SONAL DESAI: I think for the bond market, chances are it's not-- it's not quite the same thing. It could happen for high-yield bonds, certainly, or investment-grade bonds. But if I think about the largest asset classes like US Treasurys, for example, it's very difficult to imagine quite the same level of-- let's call it a feeding frenzy because that's what it was.

It is a fascinating episode. There's no doubt about it. We've never seen social media play a role like this, wherein, both as an investor and as an economist, I find the entire episode absolutely fascinating because when you strip away the issues of, yeah, you know, it's the hedge funds who were shorting. Who is at the heart of it? At the heart of it, you've got an enormous amount of buying that isn't necessarily focused on fundamentals, which in turn almost necessitates the type of volatility we've seen.

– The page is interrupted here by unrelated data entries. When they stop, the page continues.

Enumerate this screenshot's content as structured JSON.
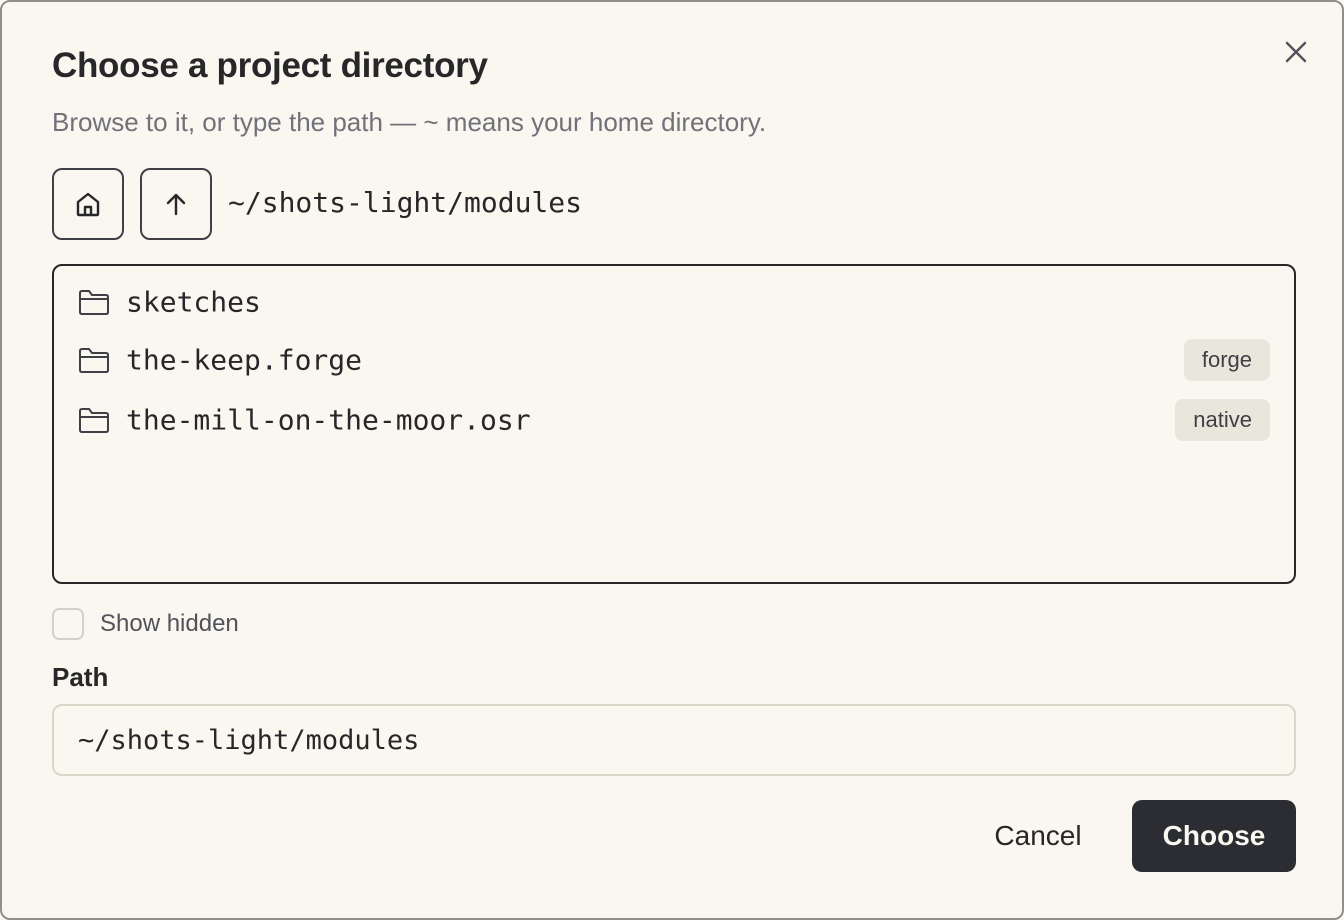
{
  "dialog": {
    "title": "Choose a project directory",
    "subtitle": "Browse to it, or type the path — ~ means your home directory.",
    "close_icon": "close-icon"
  },
  "navigation": {
    "home_icon": "home-icon",
    "up_icon": "arrow-up-icon",
    "current_path": "~/shots-light/modules"
  },
  "entries": [
    {
      "name": "sketches",
      "icon": "folder-icon",
      "badge": ""
    },
    {
      "name": "the-keep.forge",
      "icon": "folder-icon",
      "badge": "forge"
    },
    {
      "name": "the-mill-on-the-moor.osr",
      "icon": "folder-icon",
      "badge": "native"
    }
  ],
  "options": {
    "show_hidden_label": "Show hidden",
    "show_hidden_checked": false
  },
  "path_field": {
    "label": "Path",
    "value": "~/shots-light/modules"
  },
  "actions": {
    "cancel_label": "Cancel",
    "choose_label": "Choose"
  },
  "colors": {
    "background": "#f9f7ef",
    "text": "#27272a",
    "muted_text": "#71717a",
    "primary_button": "#2b2d33",
    "badge_background": "#e9e7dc"
  }
}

I just heard that GameStop was down 25%, 27% today. It's not that surprising given how it builds up. If people pile into a stock and watch it go up like that, you're going to see it come down as well. On the fixed-income side, I would like to think it would be harder to get to [INAUDIBLE].

ADAM SHAPIRO: Well, yeah, and Sonal, one of the things that an expert like you and a manager like you provides to a client is protection from someone who might say buy a bond ETF because you could short a bond ETF, or for that matter you could see the shorts go against index funds. I realize it's a stretch, but we're not seeing that kind of thing with bond ETFs, people-- you know, short interest in bond ETFs really rising dramatically, are we?

SONAL DESAI: No, we are not, and I would be surprised if we did. And even-- and inherently a bond ETF-- you just said it-- it's spread out over a huge number of bonds. It's not got that same concentrated power that came-- that was on display the whole of last week with these two or three stocks that were really impacted by what we saw.

I don't think you'd really be able to see this on the bond front. Could you see it with single-commodity ETFs? Potentially. You know, it's not clear whether silver, in fact, was a part of one of these-- let's call it a flash mob. But it's not clear whether that was the case or it wasn't the case.

But for an entire bond ETF, it's just much harder to see the same impact as we've seen. We're not seeing it happen to equity ETFs, for example. You can short equity ETFs as well, but that's not what we're seeing. We're seeing individual names coming up, and that's what I think is harder to see in the bond universe.

SEANA SMITH: Sonal, we only have about a minute here, but I'm curious. There's that story, and then the other big story this week is happening with additional fiscal policy. President Biden is expected to meet with 10 GOP senators in just around two hours talking about the plan that they're putting forward, $600 billion. I'm curious just what you think the market needs at this point or what is necessary to get us on the right track, to get us past the pandemic.

SONAL DESAI: So, you know, it's very interesting. There's what the market needs and what the economy needs. The market would like to see a big, big package because that's what the market wants to see. The economy I think probably could do with a somewhat smaller package because we've got a lot of other tailwinds which are helping the economy-- the vaccine. We've got the natural whatever. We're seeing a reduction in the total caseload of COVID. We are seeing massively easing monetary policy. And we haven't yet fully deployed the last $900 billion.

So, you know, if we got the entire $1.9 trillion which is currently being suggested, $1.9 trillion plus the $900 billion that we already had, you're talking about close to $3 trillion of fiscal stimulus at a time the economy is actually working its way out quite well. So I would say what we will end up with and I think what the market is prepared for is something between $1.9 and the $600 billion. Nobody really anticipates that $600 billion will fly. But do we see the $1.9 trillion being whittled down a bit? Yes, and I don't think the market is going to be shocked if we are at somewhere between $1.2, $1.5 trillion in the end.

ADAM SHAPIRO: We always look forward to you joining us, Sonal Desai, Franklin Templeton CEO fixed income--


ADAM SHAPIRO: --so much. So good to see you.